**Source records**:
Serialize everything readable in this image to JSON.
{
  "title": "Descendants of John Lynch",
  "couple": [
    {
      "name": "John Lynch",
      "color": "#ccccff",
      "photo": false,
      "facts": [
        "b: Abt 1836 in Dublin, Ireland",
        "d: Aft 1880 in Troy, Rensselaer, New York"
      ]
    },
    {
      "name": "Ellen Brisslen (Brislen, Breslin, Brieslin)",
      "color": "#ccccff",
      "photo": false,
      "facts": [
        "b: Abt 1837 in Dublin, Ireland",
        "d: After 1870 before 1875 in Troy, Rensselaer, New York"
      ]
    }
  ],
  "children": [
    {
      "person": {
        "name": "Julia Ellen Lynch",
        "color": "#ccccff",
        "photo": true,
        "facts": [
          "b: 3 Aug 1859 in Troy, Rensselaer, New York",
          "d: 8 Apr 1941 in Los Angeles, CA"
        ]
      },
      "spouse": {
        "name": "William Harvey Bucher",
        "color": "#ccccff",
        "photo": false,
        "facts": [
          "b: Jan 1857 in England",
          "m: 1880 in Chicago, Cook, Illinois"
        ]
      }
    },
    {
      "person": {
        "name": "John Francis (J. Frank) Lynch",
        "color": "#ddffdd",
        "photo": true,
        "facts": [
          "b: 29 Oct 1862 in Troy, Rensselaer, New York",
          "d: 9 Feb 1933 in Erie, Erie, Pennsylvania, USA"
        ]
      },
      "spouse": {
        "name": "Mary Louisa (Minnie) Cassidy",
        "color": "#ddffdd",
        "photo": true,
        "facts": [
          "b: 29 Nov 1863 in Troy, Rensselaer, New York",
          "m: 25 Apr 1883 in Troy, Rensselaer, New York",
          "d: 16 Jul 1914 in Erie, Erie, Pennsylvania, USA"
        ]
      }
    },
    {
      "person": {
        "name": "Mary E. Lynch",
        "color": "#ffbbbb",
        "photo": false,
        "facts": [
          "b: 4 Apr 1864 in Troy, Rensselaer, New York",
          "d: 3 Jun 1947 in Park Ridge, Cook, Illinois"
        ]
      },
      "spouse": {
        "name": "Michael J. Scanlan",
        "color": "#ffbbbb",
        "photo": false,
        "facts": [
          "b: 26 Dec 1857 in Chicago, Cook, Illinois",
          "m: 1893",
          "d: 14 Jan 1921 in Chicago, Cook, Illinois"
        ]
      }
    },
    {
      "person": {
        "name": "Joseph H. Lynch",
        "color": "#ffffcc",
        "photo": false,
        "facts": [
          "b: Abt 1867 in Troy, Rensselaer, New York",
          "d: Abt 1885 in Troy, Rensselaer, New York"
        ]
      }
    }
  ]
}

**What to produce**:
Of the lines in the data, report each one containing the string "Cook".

**Solution**:
          "m: 1880 in Chicago, Cook, Illinois"
          "d: 3 Jun 1947 in Park Ridge, Cook, Illinois"
          "b: 26 Dec 1857 in Chicago, Cook, Illinois",
          "d: 14 Jan 1921 in Chicago, Cook, Illinois"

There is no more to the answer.